9 March 2012
The right speed for the road: Quartix pitches in
Vehicle tracking company Quartix has developed a new method of assessing safe road speeds for more accurate identification of riskier driving styles. Managing director Andy Walters explains to Sharon Clancy why he believes such a product is necessary, and how customers will benefit
Exactly how fast is it safe to travel on any given stretch of road? Remarkably, there seems to be little information out there on this subject. Speed limits tell you how fast it is legal to drive; but it appears that there is no formal, consolidated databaseof speed limits for the whole of the UK. In any case, legal limits don’t necessarily indicate speeds that are appropriate in the real world.
The team at telematics company Quartix felt that there was a need for something more, and realised that with their extensive history of tracking vehicles in real time, they were in a very good position to provide it.
The result is a new database that they consider a unique resource – a Safe Speed database.
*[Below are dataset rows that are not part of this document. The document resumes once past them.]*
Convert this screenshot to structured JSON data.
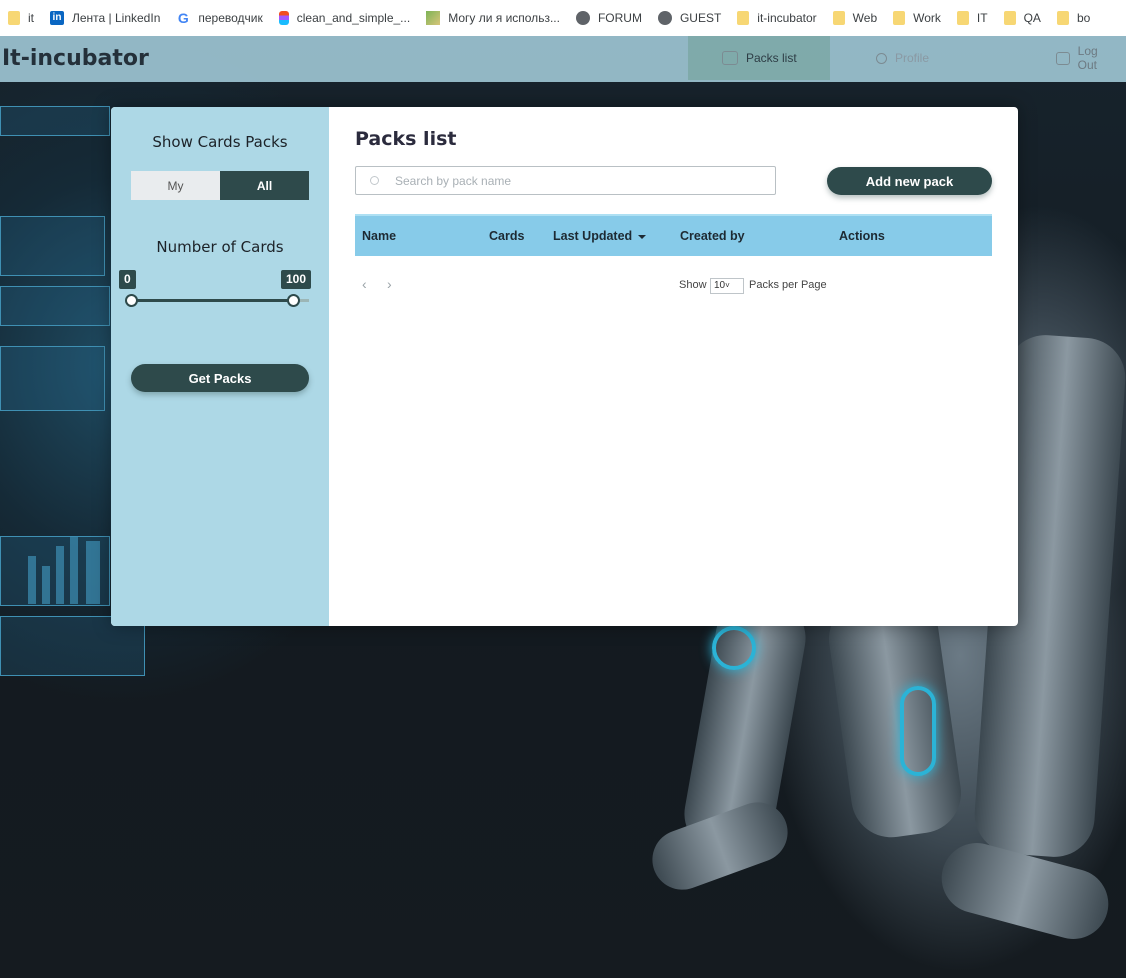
{
  "bookmarks": [
    {
      "label": "it",
      "icon": "folder-icon"
    },
    {
      "label": "Лента | LinkedIn",
      "icon": "linkedin-icon"
    },
    {
      "label": "переводчик",
      "icon": "google-icon"
    },
    {
      "label": "clean_and_simple_...",
      "icon": "figma-icon"
    },
    {
      "label": "Могу ли я использ...",
      "icon": "image-icon"
    },
    {
      "label": "FORUM",
      "icon": "globe-icon"
    },
    {
      "label": "GUEST",
      "icon": "globe-icon"
    },
    {
      "label": "it-incubator",
      "icon": "folder-icon"
    },
    {
      "label": "Web",
      "icon": "folder-icon"
    },
    {
      "label": "Work",
      "icon": "folder-icon"
    },
    {
      "label": "IT",
      "icon": "folder-icon"
    },
    {
      "label": "QA",
      "icon": "folder-icon"
    },
    {
      "label": "bo",
      "icon": "folder-icon"
    }
  ],
  "header": {
    "logo": "It-incubator",
    "nav": {
      "packs": "Packs list",
      "profile": "Profile",
      "logout": "Log Out"
    }
  },
  "sidebar": {
    "title": "Show Cards Packs",
    "toggle": {
      "my": "My",
      "all": "All",
      "selected": "All"
    },
    "cards_title": "Number of Cards",
    "range": {
      "min": 0,
      "max": 100,
      "min_label": "0",
      "max_label": "100"
    },
    "get_button": "Get Packs"
  },
  "main": {
    "title": "Packs list",
    "search_placeholder": "Search by pack name",
    "add_button": "Add new pack",
    "columns": [
      "Name",
      "Cards",
      "Last Updated",
      "Created by",
      "Actions"
    ],
    "rows": [],
    "pagination": {
      "show_label": "Show",
      "per_page_value": "10",
      "per_page_label": "Packs per Page"
    }
  },
  "colors": {
    "accent": "#2e4a4b",
    "sidebar_bg": "#add8e6",
    "table_header": "#87cbe9"
  }
}
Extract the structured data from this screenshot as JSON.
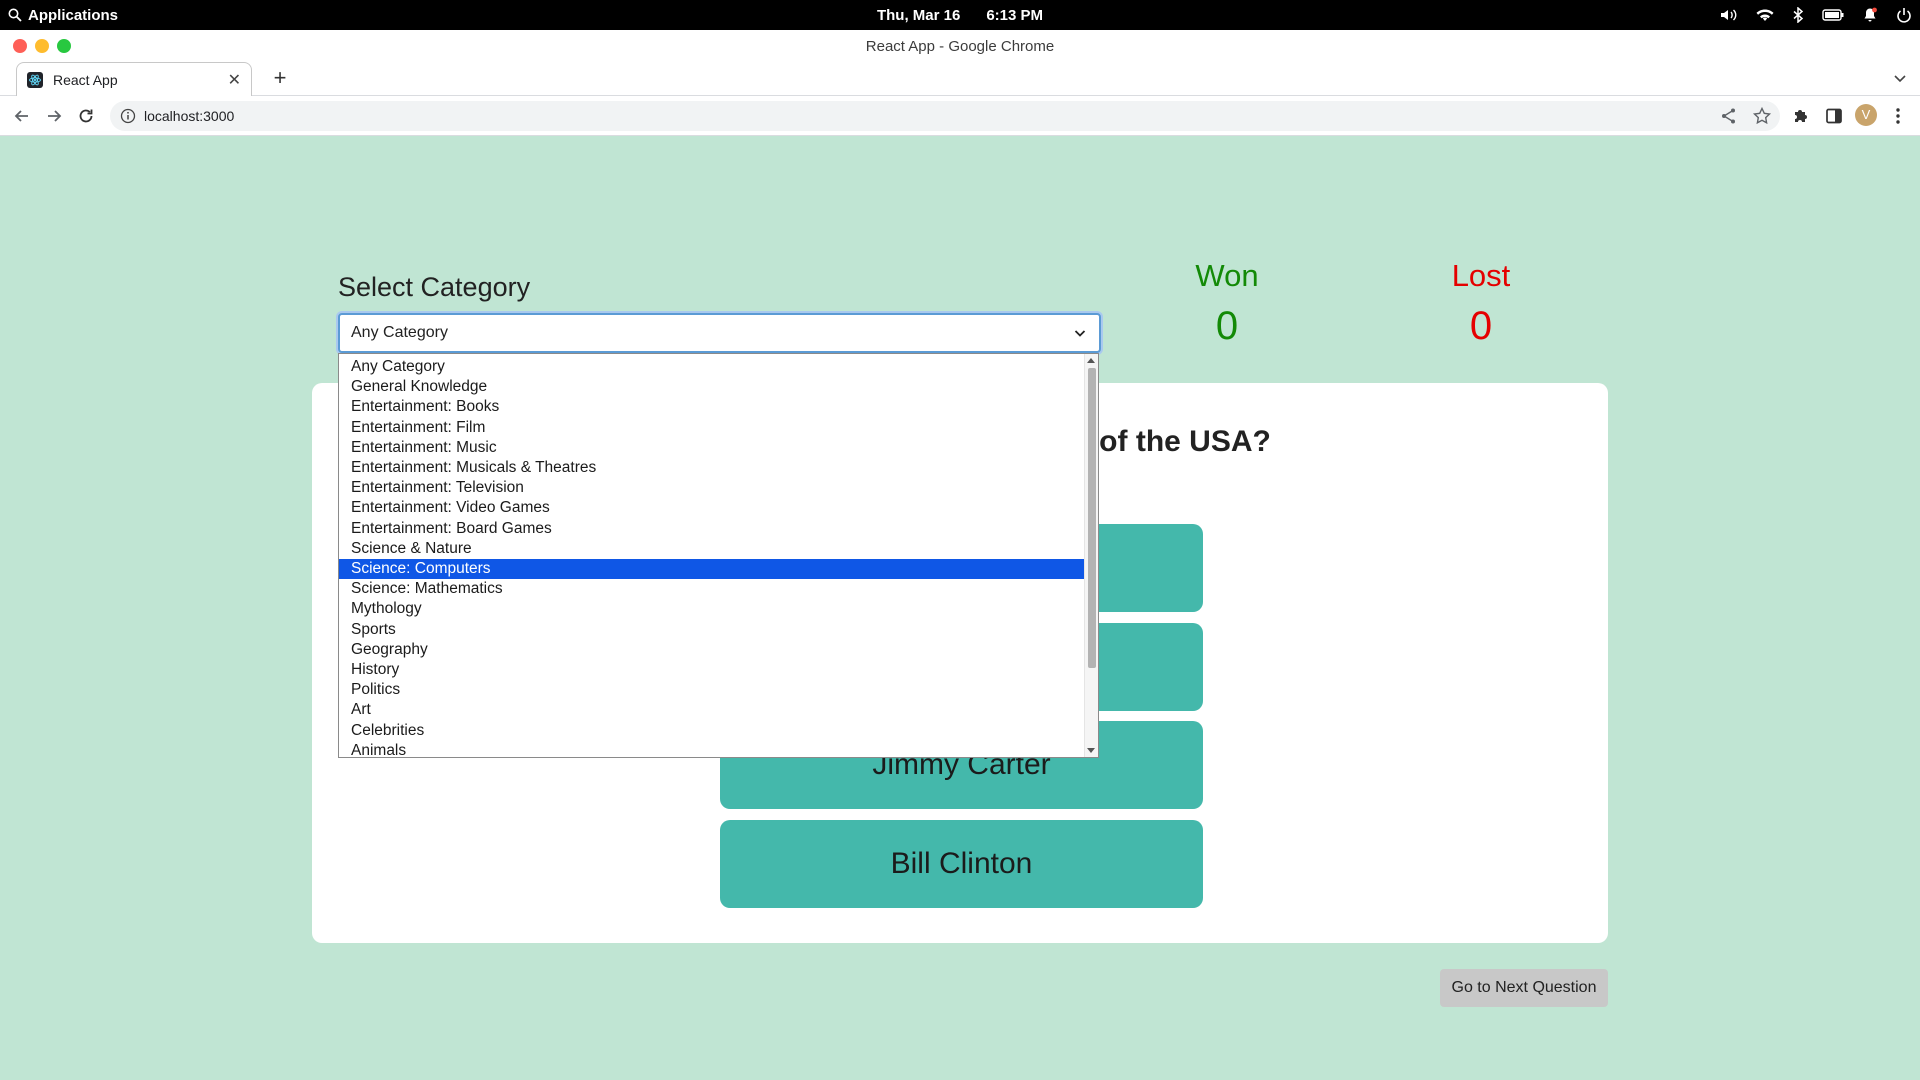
{
  "os": {
    "apps_label": "Applications",
    "date": "Thu, Mar 16",
    "time": "6:13 PM"
  },
  "window": {
    "title": "React App - Google Chrome"
  },
  "browser": {
    "tab_title": "React App",
    "url": "localhost:3000",
    "avatar_initial": "V"
  },
  "page": {
    "select_label": "Select Category",
    "selected_category": "Any Category",
    "won_label": "Won",
    "won_value": "0",
    "lost_label": "Lost",
    "lost_value": "0",
    "question_visible": "of the USA?",
    "answers": [
      "Jimmy Carter",
      "Bill Clinton"
    ],
    "next_button": "Go to Next Question"
  },
  "dropdown": {
    "options": [
      "Any Category",
      "General Knowledge",
      "Entertainment: Books",
      "Entertainment: Film",
      "Entertainment: Music",
      "Entertainment: Musicals & Theatres",
      "Entertainment: Television",
      "Entertainment: Video Games",
      "Entertainment: Board Games",
      "Science & Nature",
      "Science: Computers",
      "Science: Mathematics",
      "Mythology",
      "Sports",
      "Geography",
      "History",
      "Politics",
      "Art",
      "Celebrities",
      "Animals"
    ],
    "highlighted_option": "Science: Computers"
  },
  "colors": {
    "page_bg": "#c0e5d3",
    "answer_bg": "#44b8ab",
    "won": "#138a07",
    "lost": "#e50000",
    "highlight": "#0f57e6"
  }
}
We talked to managing director Andy Walters to find out what it’s for, and how it works.
Why did Quartix start to explore road speed data and its correlation with safer driving style?
There is increasing interest from our vehicle tracking customers in driver monitoring systems; and data on over-speeding is critical for our insurance customers.
It has long been recognised that excessive speed is a major factor in road safety, but equally important is the relationship between the risk of an accident and the mean or median speed.
A driver may be exceeding the speed limit in a particular section of road, but if his speed is within the median percentile (in other words, his fellow motorists are travelling at round the same speed), the risk of an accident is reduced.
In developing our telematics box to capture the right data on driver behaviour we wanted a reliable and up-to-date method of recording and measuring safe driving speeds. The result is the Safe Speed database.
Why aren’t statutory road speeds acceptable?
The challenge in determining whether a particular speed is risky is identifying what is a safe speed is for a given section of road. Statutory road speed limits are partly the answer, but there are two major drawbacks. First, there is no official database of road speed limits in the UK. The responsibility rests with the eighty or so local authorities, and there is no requirement for the data to be provided to central Government or made publicly available. So speed limit data may not be up to date.
The second major problem is that the statutory speed limit is a very broad-brush measure. For example, the national speed limit of 60 mph can apply not only to a large open A-road but also to a narrow winding country lane, where even 30 mph could be considered excessive.
How does the Safe Speed database address the problem?
The Safe Speed database has been developed to improve analysis of driving style, whether by fleet operators or by insurers.
We use a mix of data sources and our own large database of vehicle movement data to assess the actual speeds on UK roads. We then compare those individual speeds with the distribution of all speeds on the same section of road. That allows us to identify excessively high speeds, derive distributions of driving speeds, and provide comparisons with the driving norm. So, for example if a driver is driving at 55 mph at a certain point, what percentile does that place him in when measured against the norm?
With Quartix telematics boxes installed in 30,000 vehicles returning over 5 million data points every day, we are capturing a lot of real-time data on actual speeds, and are able to build up a clear picture of the statistical distribution of speeds, or median speeds for each road sector. Also, our rate of data acquisition means we can quickly highlight changes in speed limits on given road sectors and identify the opening of new roads.
We have developed a series "location data packets" covering the whole of the UK road network, which continuously update the distribution of speeds travelled in each of these locations.
Locations are combined together if they have similar characteristics – for example, if they represent two adjoining sections of the same road heading in the same direction. Each location also takes into account the direction of travel, so that slower vehicle movements on adjoining roads do not affect the speed estimates for the main road.
This (together with other data) has provided us with an accurate measure of percentile speed that is a better indication of safe road speed than the actual legal speed limit.
How can the data be used for telematics-based risk assessment?
The speed distribution information is of great interest to both fleet and insurance customers, as we are able to rank the driver in terms of where he or she sits in the general driving population. For frequently-used roads this will eventually allow us to rank his or her speed in relation to other road users at the same time of day or in the same prevailing conditions. We think that this could be vital for insurers.
Many young drivers have accidents on rural roads where there are no other vehicles involved, and the monitoring of speed at, for example, the approach to bends could be a significant indicator of risk – despite the fact that the driver may well be driving within the speed limit.© Ivory Square Publications Ltd